And then the unthinkable happened.
I was alone in the yard with Sam, and 8 months pregnant with my youngest. Because I had the tractor running, I didn’t hear a neighbor boy when he zipped in the driveway on his bike.
Seeing Sam momentarily in the pen getting a drink, the little boy didn’t realize the door to his run was open. So he had ridden to the garage, tossed his bike down, and was on a dead run towards me to ask if he could play.
He was one of many children who came to play every chance he could.
By the time I saw him, Sam had latched on to his arm and pulled him to the ground. No doubt protecting me.
Only, I didn’t need protecting from this little boy.
I screamed, “Sam, OFF!” and he immediately left go and lay down. But not before leaving two puncture wounds on an arm that would heal long before my heart ever would.
It was one of the most difficult things we’ve been through as a family to have to give him away. But I couldn’t keep Sam penned up for the rest of his life. And I couldn’t risk another child being bitten.
I kept thinking about how it could have been much worse. Sam was large and powerful. As much as we loved him, children and their safety came first.

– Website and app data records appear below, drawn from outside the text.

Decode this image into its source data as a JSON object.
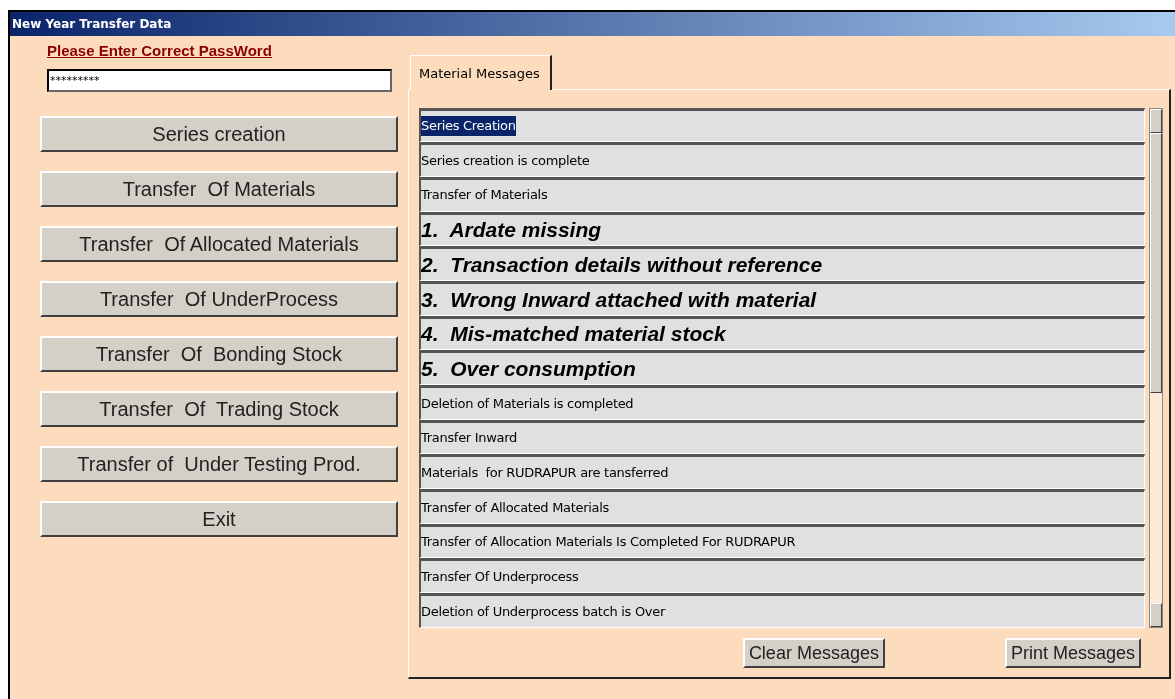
{
  "window": {
    "title": "New Year Transfer Data"
  },
  "password": {
    "label": "Please Enter Correct PassWord",
    "value": "*********"
  },
  "buttons": [
    "Series creation",
    "Transfer  Of Materials",
    "Transfer  Of Allocated Materials",
    "Transfer  Of UnderProcess",
    "Transfer  Of  Bonding Stock",
    "Transfer  Of  Trading Stock",
    "Transfer of  Under Testing Prod.",
    "Exit"
  ],
  "tabs": [
    {
      "label": "Material Messages",
      "selected": true
    }
  ],
  "messages": [
    {
      "text": "Series Creation",
      "kind": "plain",
      "selected": true
    },
    {
      "text": "Series creation is complete",
      "kind": "plain",
      "selected": false
    },
    {
      "text": "Transfer of Materials",
      "kind": "plain",
      "selected": false
    },
    {
      "text": "1.  Ardate missing",
      "kind": "bold",
      "selected": false
    },
    {
      "text": "2.  Transaction details without reference",
      "kind": "bold",
      "selected": false
    },
    {
      "text": "3.  Wrong Inward attached with material",
      "kind": "bold",
      "selected": false
    },
    {
      "text": "4.  Mis-matched material stock",
      "kind": "bold",
      "selected": false
    },
    {
      "text": "5.  Over consumption",
      "kind": "bold",
      "selected": false
    },
    {
      "text": "Deletion of Materials is completed",
      "kind": "plain",
      "selected": false
    },
    {
      "text": "Transfer Inward",
      "kind": "plain",
      "selected": false
    },
    {
      "text": "Materials  for RUDRAPUR are tansferred",
      "kind": "plain",
      "selected": false
    },
    {
      "text": "Transfer of Allocated Materials",
      "kind": "plain",
      "selected": false
    },
    {
      "text": "Transfer of Allocation Materials Is Completed For RUDRAPUR",
      "kind": "plain",
      "selected": false
    },
    {
      "text": "Transfer Of Underprocess",
      "kind": "plain",
      "selected": false
    },
    {
      "text": "Deletion of Underprocess batch is Over",
      "kind": "plain",
      "selected": false
    }
  ],
  "actions": [
    "Clear Messages",
    "Print Messages"
  ]
}
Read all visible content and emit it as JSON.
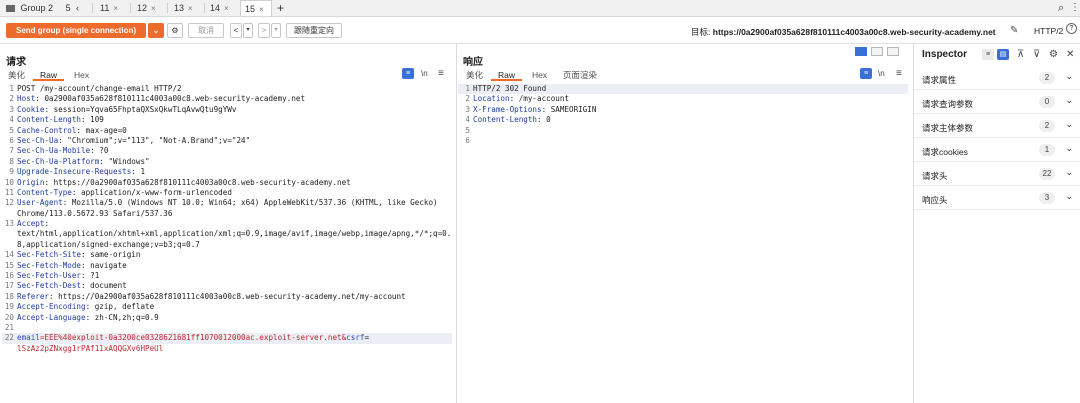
{
  "tabs": {
    "group": {
      "label": "Group 2",
      "count": "5"
    },
    "items": [
      {
        "label": "11"
      },
      {
        "label": "12"
      },
      {
        "label": "13"
      },
      {
        "label": "14"
      },
      {
        "label": "15"
      }
    ],
    "add": "+",
    "close": "×",
    "nav_left": "‹"
  },
  "toolbar": {
    "send_label": "Send group (single connection)",
    "send_dropdown": "⌄",
    "cancel_label": "取消",
    "prev": "<",
    "next": ">",
    "follow_redirect_label": "跟随重定向",
    "target_prefix": "目标:",
    "target_url": "https://0a2900af035a628f810111c4003a00c8.web-security-academy.net",
    "http_version": "HTTP/2",
    "help": "?"
  },
  "request": {
    "title": "请求",
    "tabs": [
      "美化",
      "Raw",
      "Hex"
    ],
    "active_tab": "Raw",
    "lines": [
      {
        "n": "1",
        "name": "",
        "value": "POST /my-account/change-email HTTP/2"
      },
      {
        "n": "2",
        "name": "Host",
        "value": ": 0a2900af035a628f810111c4003a00c8.web-security-academy.net"
      },
      {
        "n": "3",
        "name": "Cookie",
        "value": ": session=Yqva65FhptaQXSxQkwTLqAvwQtu9gYWv"
      },
      {
        "n": "4",
        "name": "Content-Length",
        "value": ": 109"
      },
      {
        "n": "5",
        "name": "Cache-Control",
        "value": ": max-age=0"
      },
      {
        "n": "6",
        "name": "Sec-Ch-Ua",
        "value": ": \"Chromium\";v=\"113\", \"Not-A.Brand\";v=\"24\""
      },
      {
        "n": "7",
        "name": "Sec-Ch-Ua-Mobile",
        "value": ": ?0"
      },
      {
        "n": "8",
        "name": "Sec-Ch-Ua-Platform",
        "value": ": \"Windows\""
      },
      {
        "n": "9",
        "name": "Upgrade-Insecure-Requests",
        "value": ": 1"
      },
      {
        "n": "10",
        "name": "Origin",
        "value": ": https://0a2900af035a628f810111c4003a00c8.web-security-academy.net"
      },
      {
        "n": "11",
        "name": "Content-Type",
        "value": ": application/x-www-form-urlencoded"
      },
      {
        "n": "12",
        "name": "User-Agent",
        "value": ": Mozilla/5.0 (Windows NT 10.0; Win64; x64) AppleWebKit/537.36 (KHTML, like Gecko)"
      },
      {
        "n": "",
        "name": "",
        "value": "Chrome/113.0.5672.93 Safari/537.36"
      },
      {
        "n": "13",
        "name": "Accept",
        "value": ":"
      },
      {
        "n": "",
        "name": "",
        "value": "text/html,application/xhtml+xml,application/xml;q=0.9,image/avif,image/webp,image/apng,*/*;q=0."
      },
      {
        "n": "",
        "name": "",
        "value": "8,application/signed-exchange;v=b3;q=0.7"
      },
      {
        "n": "14",
        "name": "Sec-Fetch-Site",
        "value": ": same-origin"
      },
      {
        "n": "15",
        "name": "Sec-Fetch-Mode",
        "value": ": navigate"
      },
      {
        "n": "16",
        "name": "Sec-Fetch-User",
        "value": ": ?1"
      },
      {
        "n": "17",
        "name": "Sec-Fetch-Dest",
        "value": ": document"
      },
      {
        "n": "18",
        "name": "Referer",
        "value": ": https://0a2900af035a628f810111c4003a00c8.web-security-academy.net/my-account"
      },
      {
        "n": "19",
        "name": "Accept-Encoding",
        "value": ": gzip, deflate"
      },
      {
        "n": "20",
        "name": "Accept-Language",
        "value": ": zh-CN,zh;q=0.9"
      },
      {
        "n": "21",
        "name": "",
        "value": ""
      },
      {
        "n": "22",
        "name": "",
        "value": ""
      }
    ],
    "body_line1_a": "email",
    "body_line1_b": "=EEE%40exploit-0a3200ce0328621681ff1070012000ac.exploit-server.net&",
    "body_line1_c": "csrf",
    "body_line1_d": "=",
    "body_line2": "lSzAz2pZNxgg1rPAf11xAQQGXv6HPeUl",
    "icons": [
      "≡",
      "\\n",
      "≡"
    ]
  },
  "response": {
    "title": "响应",
    "tabs": [
      "美化",
      "Raw",
      "Hex",
      "页面渲染"
    ],
    "active_tab": "Raw",
    "lines": [
      {
        "n": "1",
        "name": "",
        "value": "HTTP/2 302 Found"
      },
      {
        "n": "2",
        "name": "Location",
        "value": ": /my-account"
      },
      {
        "n": "3",
        "name": "X-Frame-Options",
        "value": ": SAMEORIGIN"
      },
      {
        "n": "4",
        "name": "Content-Length",
        "value": ": 0"
      },
      {
        "n": "5",
        "name": "",
        "value": ""
      },
      {
        "n": "6",
        "name": "",
        "value": ""
      }
    ],
    "icons": [
      "≡",
      "\\n",
      "≡"
    ]
  },
  "inspector": {
    "title": "Inspector",
    "rows": [
      {
        "label": "请求属性",
        "count": "2"
      },
      {
        "label": "请求查询参数",
        "count": "0"
      },
      {
        "label": "请求主体参数",
        "count": "2"
      },
      {
        "label": "请求cookies",
        "count": "1"
      },
      {
        "label": "请求头",
        "count": "22"
      },
      {
        "label": "响应头",
        "count": "3"
      }
    ],
    "chevron": "⌄",
    "icons": [
      "≡",
      "▤",
      "⊼",
      "⊽",
      "⚙",
      "✕"
    ]
  },
  "colors": {
    "accent": "#ec6b2d",
    "header_name": "#1f3d9e",
    "body_red": "#c0282e",
    "select_blue": "#3a6fd6"
  }
}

So I began to pray about finding a new home for Sam. Something I thought would be nearly impossible.
However, in a way only God can orchestrate, a man looking for a shepherd for his remote property contacted us the next week. He and his wife had no children or animals at their house, plenty of room for a dog to run, and they immediately fell in love with Sam.
I kept telling myself and my husband it was the right thing to do.
But it was incredibly hard.
It’s been 7 and a half years since we gave Sam up. My husband and I have been reluctant to bring another puppy into our family.
But I saw an ad on Saturday and the wall around my heart began to crack. With the boys older now, I realized that maybe it was time to give them the gift that I always treasured growing up.
Reluctantly, my husband agreed to go take a look.
So we did.
And I was immediately smitten.
This Easter weekend, while we celebrated our risen Savior and thanked him for new life, we also welcomed a new little life into our family.
I can’t wait to show you pictures of who we brought home. :)